“I don’t know what these rat traps are, it just sounds sloppy to me. You understand what I’m saying? I’m sitting at a table and they’re calling their plan rat traps and ‘oh let’s lie to the media.’”

The Labinjos also confronted CPS about alleged mistakes made from the start.

Family members were the first to report missing items from Labinjo’s home. Randy says he pointed police to the condo’s cameras. They also say they directed police to Labinjo’s daughter, who told family unknown people were in the home the night he died.

“Why didn’t your street cops check the cameras?” Randy said he asked police. ‘Well they made a mistake and they didn’t follow protocol and I can’t speak on what they did because I wasn’t there.’ And I said ‘well we are concerned about this, like this is very serious. Why was none of this done from the get-go?’”

“And I explained to them, I said ‘look if I didn’t come from Toronto, you guys wouldn’t have never found the tape and we would have just thought that Mike had died in his sleep.’”

READ MORE: Former Stampeder Mike Labinjo death deemed suspicious

The family describes the former Calgary Stampeders star as a life-long athlete who, for a long time, had to take regular drug tests. But they claim police pushed back against the idea that someone else could have given Labinjo a lethal dose of drugs.

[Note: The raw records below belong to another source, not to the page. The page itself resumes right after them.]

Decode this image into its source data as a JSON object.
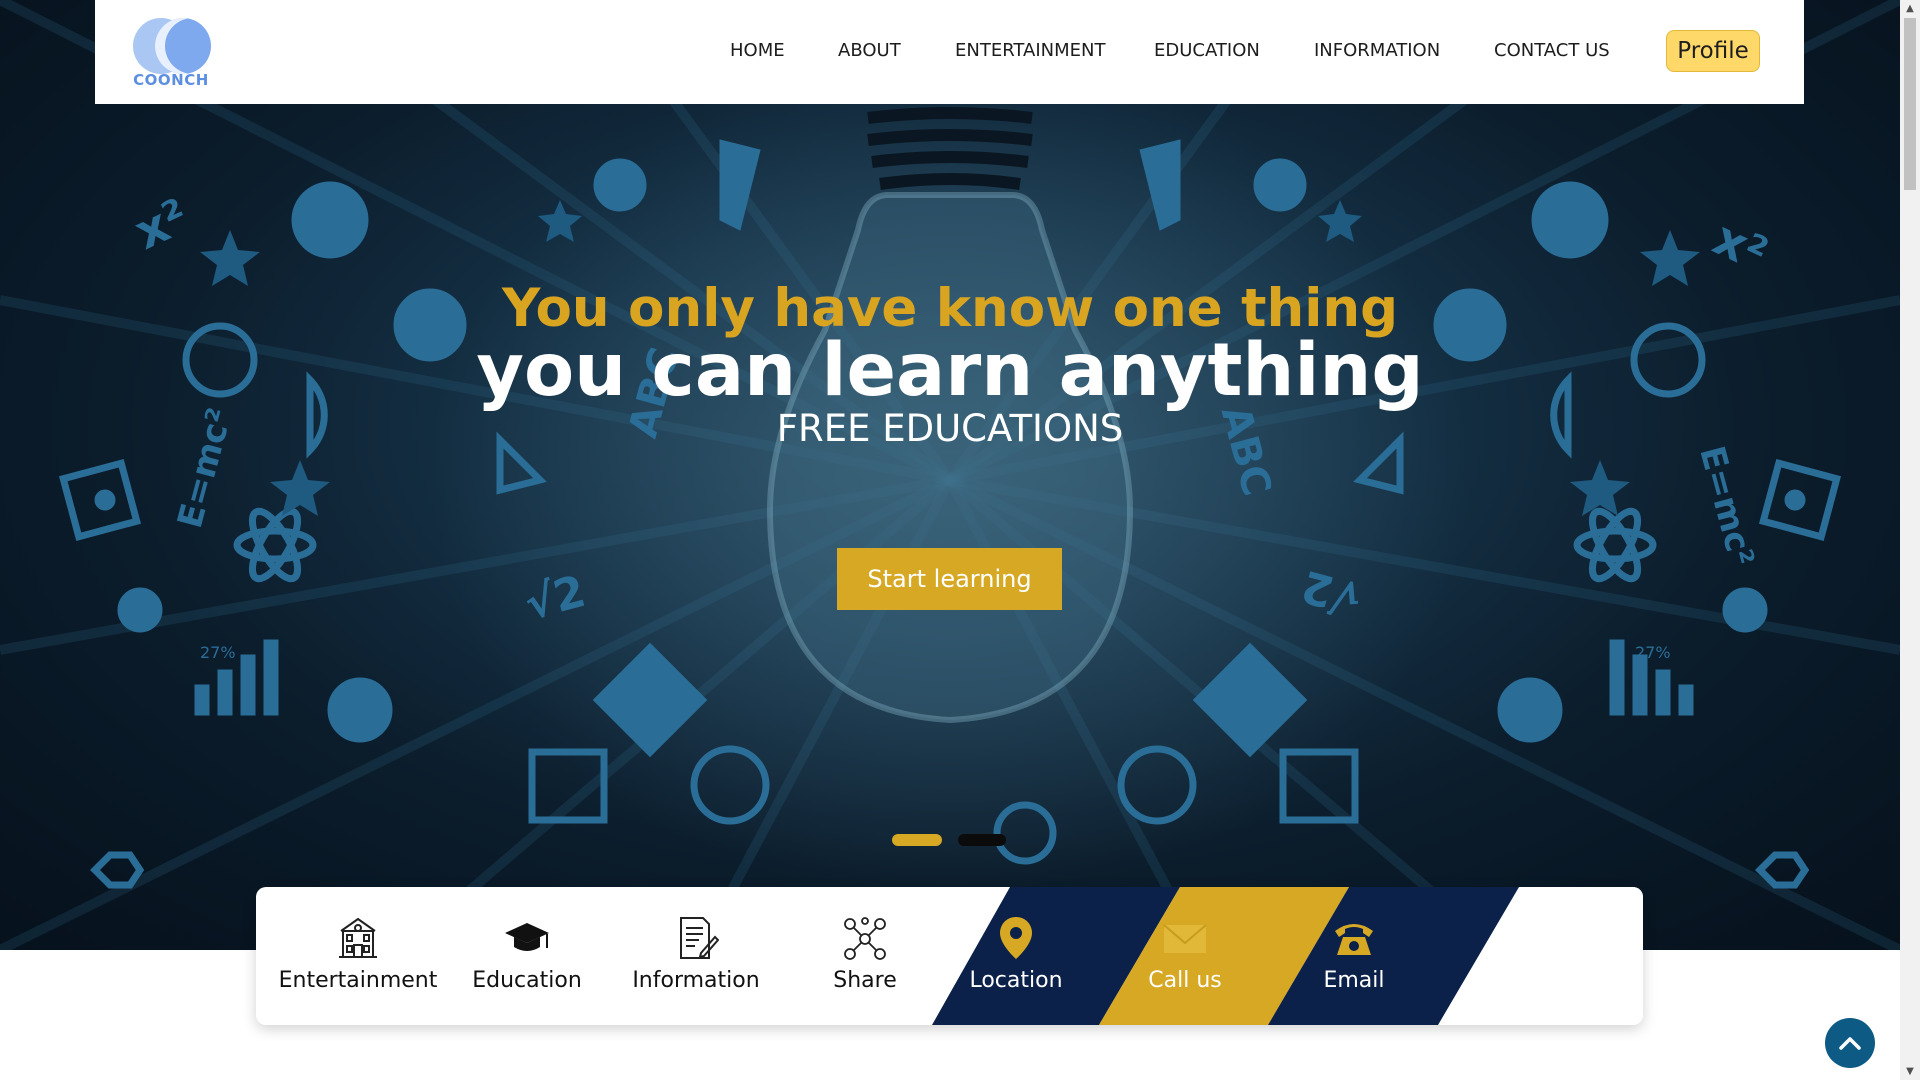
{
  "brand": {
    "logo_text": "COONCH"
  },
  "nav": {
    "items": [
      "HOME",
      "ABOUT",
      "ENTERTAINMENT",
      "EDUCATION",
      "INFORMATION",
      "CONTACT US"
    ],
    "profile_label": "Profile"
  },
  "hero": {
    "line1": "You only have know one thing",
    "line2": "you can learn anything",
    "line3": "FREE EDUCATIONS",
    "cta_label": "Start learning",
    "chalk_percent": "27%"
  },
  "features": [
    {
      "label": "Entertainment",
      "icon": "building-icon"
    },
    {
      "label": "Education",
      "icon": "graduation-cap-icon"
    },
    {
      "label": "Information",
      "icon": "document-icon"
    },
    {
      "label": "Share",
      "icon": "share-network-icon"
    },
    {
      "label": "Location",
      "icon": "location-pin-icon"
    },
    {
      "label": "Call us",
      "icon": "envelope-icon"
    },
    {
      "label": "Email",
      "icon": "telephone-icon"
    }
  ],
  "colors": {
    "accent": "#d7a823",
    "navy": "#0b2149",
    "hero_bg": "#0b1c2b",
    "chalk_blue": "#2a6e98",
    "profile_btn": "#ffd86a"
  },
  "carousel": {
    "total_slides": 2,
    "active_slide": 1
  }
}
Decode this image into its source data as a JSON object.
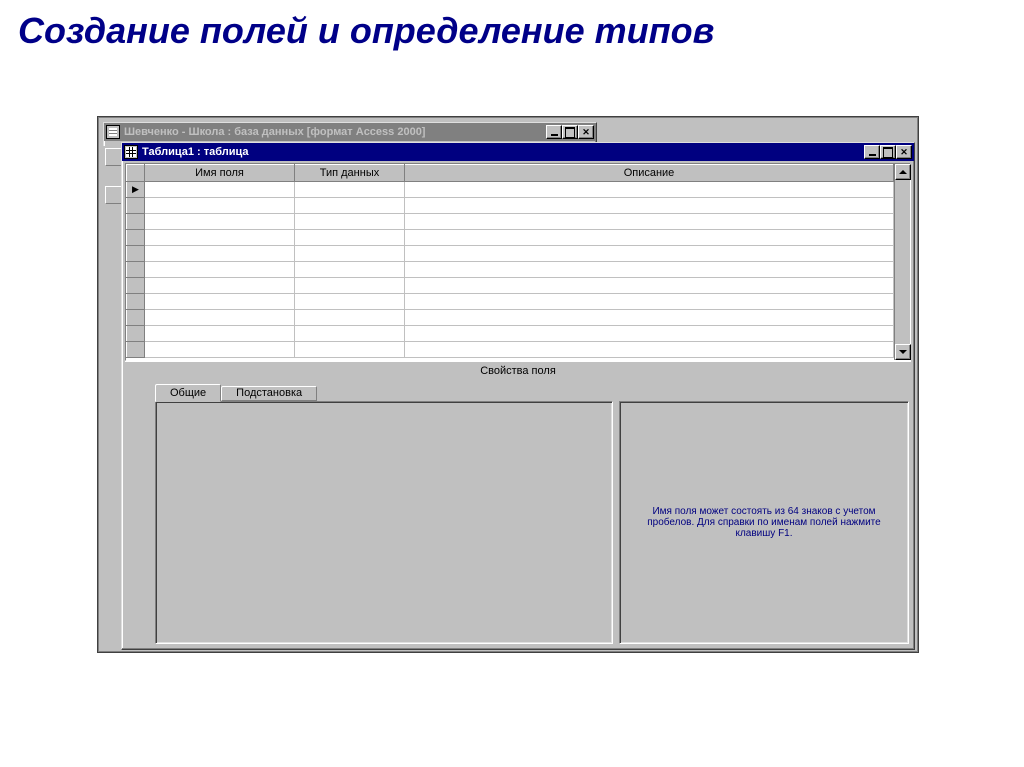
{
  "page_title": "Создание полей и определение типов",
  "db_window": {
    "title": "Шевченко - Школа : база данных [формат Access 2000]"
  },
  "table_window": {
    "title": "Таблица1 : таблица"
  },
  "grid": {
    "col_fieldname": "Имя поля",
    "col_datatype": "Тип данных",
    "col_description": "Описание",
    "current_row_marker": "▶"
  },
  "props": {
    "section_title": "Свойства поля",
    "tab_general": "Общие",
    "tab_lookup": "Подстановка"
  },
  "hint": "Имя поля может состоять из 64 знаков с учетом пробелов.  Для справки по именам полей нажмите клавишу F1."
}
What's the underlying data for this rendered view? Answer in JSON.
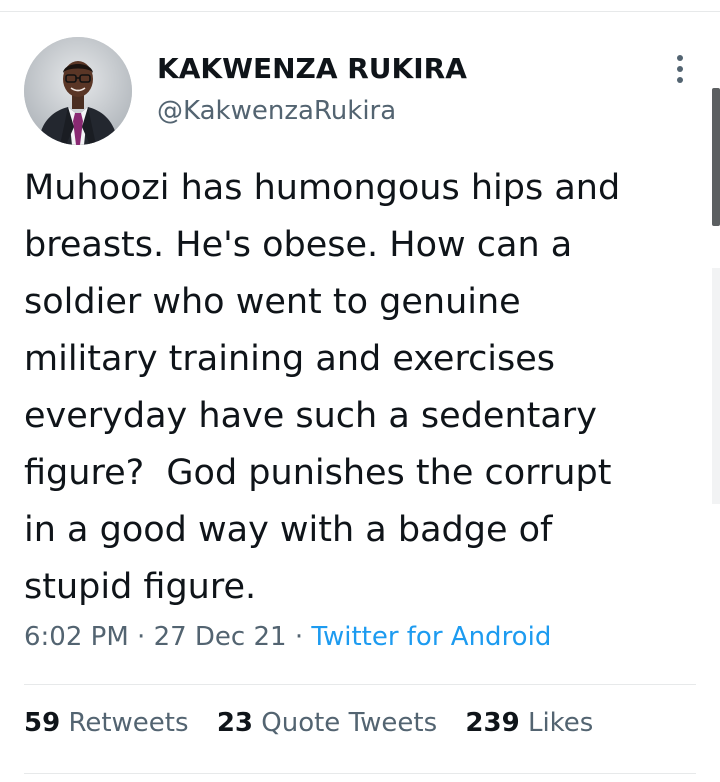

“He told us during the conversation that ‘we don’t believe that anybody put the drugs into Mike, that he took it himself.’ I was like, ‘how do you know this?’” said Randy.

Their confidence in CPS badly eroded, the Labinjos say their questions about the police investigation were not welcome.

“When I sat down and had that conversation at the table, it almost felt like they were against us,” said Randy. “You know what I mean? It was like, ‘you guys came here and we’re telling you this is how it is.’

“I would think that a family member is coming to you and saying, ‘hey have you guys looked at this?’ And you go, ‘oh yeah sure, let’s look into it, let’s see if there’s something there.’ With the Calgary police: ‘No, you’re wrong, you don’t know what you’re talking about, you don’t know what you’re looking at.’”

The family also claims police questioned some of the people shown on the CCTV footage the same afternoon of the May news conference, but they were later released.

For its part, the Calgary Police Service says the Labinjo case is still active. And says officers continue to collect evidence and interview identified witnesses.

This is the second in a series of stories CityNews has on the death of Mike Labinjo. CityNews will have more on this story later this week.